Like many of the schools up for closure, Fulton is attached to its high school, Germantown High- which is also slated for the chopping block.
The glorious art deco entrance at Fulton reminds me of the Sphinx from the Never-ending Story. The statue guardians are wise and imposing, poised to ask a riddle.
Fulton Elementary was built in 1935. Bars from the metal fencing cast their shadow over the stump of a tree. I don’t think I need to spell out the symbolism in this one.
A historic house is nestled into the Fulton campus, along with several historic churches. This is the sort of building that tourists flock to Old City to see. I cannot help but think that these historic landmarks should be major assets to their public schools.
An empty, concrete playground lot with no basketball hoops or jungle gym structures.
Parents wait to pick their kids up from school near an open dumpster which takes up the middle of the backlot walkway space.
What broke my heart most about Fulton was all the inspirational motivational sayings painted on the base of the building. Behind a chainlink fence, this slogan reads “learn and achieve.” The cupola of a church is seen in the immediate background.
“Knowledge is Power!”
Yes, knowledge is power.
Perhaps these photographs will share the knowledge of how our schools are being closed?
By taking away the source of knowledge in this community- is the school district taking away this neighborhood’s power?
The message smacks of irony, but not as much as some of the other self-empowerment slogans:
A motivational slogan inspires with the phrase, “don’t let others create your future, create it yourself!”
Yes, Fulton parents- don’t let the School Reform Council create the future for your children- create it yourselves… and how? Protest the school closings in those few ounces of free time you have. Go up against a wealthy, well-educated, powerful city government.
Perhaps I just cringe for any self-empowerment slogan- but the contrast of these slogans in an asphalt schoolyard where low-income, black parents wait to pick up their kids from a school that is doomed for closure in a poor neighborhood with a lot of blight and crime- just feels too righteous. By closing the public school, this community is not even afforded the opportunity to pull itself up by its own bootstraps… if you believe that kind of thing can happen to begin with.
‘dare to dream’
(which assumes that kids are not daring enough… and what if they are?
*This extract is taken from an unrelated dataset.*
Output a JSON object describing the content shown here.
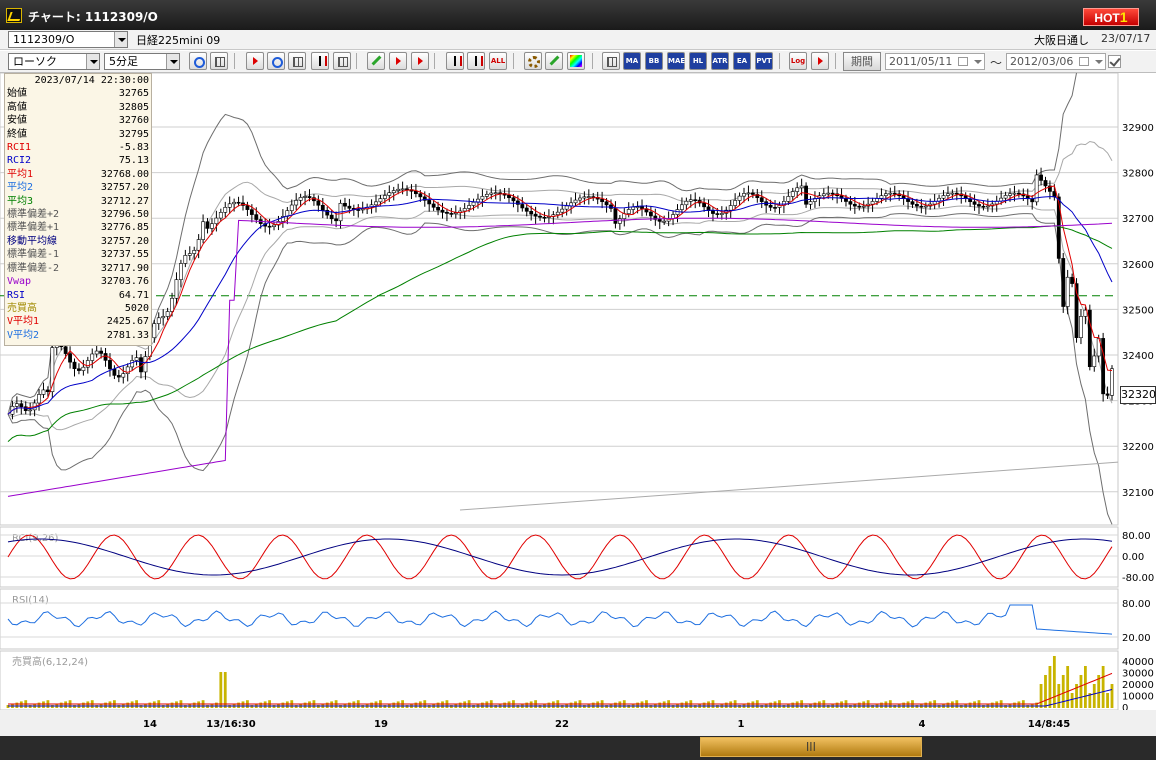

What of those dreams?)
“respect comes to those who give it.”
(This community is certainly not getting respect…. Are they not giving respect? Is that the problem? if this community simply respected the School district, they would be rewarded with a good neighborhood school that stays open?
If you give respect to the School Reform Council- will they give you respect in return? It seems like the most luck school and community groups have had is in organizing mass ‘in your face, fight like hell’ campaigns…
The S’s in this slogan are reminiscent of dollar signs- something that makes the slogan ring more true. If you change out ‘respect’ for ‘funding’ – then you get another saying that more accurately captures what is happening on the ground. ‘Funding comes to those who give it.’ Too true. How many state and city representatives have received campaign funding from charter and private school enthusiasists? Wouldn’t that funding sway our public officials to sell off public amenities- like schools- and sanction privatization with little public oversight or influence. Does this community have any funding to give to sway the political machines that oversee their educational institutions?)
“If you believe, you can achieve.”
(I believe we can achieve with our public schools… but it will take more than belief. It will take a schload of constant hard work and capital investment. Where’s the slogan that says that? ‘If you work like crazy all night and day, you are bound to make a small difference.’)
“Be the change you want to see.” I want to see a playground, with grass, a garden and fruit trees. And a basketball court. And a cover over the dumpster. And windows without bars on them. And a free, high-quality neighborhood public school that stays open. Where classrooms sizes are about 15 students per teacher, and each classroom is equipped with projector screens, computers, fish tanks, a pet rabbit and lots of natural sunlight. Where teachers have decent salaries and have all the classroom supplies that they need: construction paper, pencils, teaching assistants. Where parents volunteer and chaperon their children’s class on field trips to nearby Philadelphia institutions and for projects around the city. I want a society that values high quality education for all our children, even and especially those in low-income neighborhoods.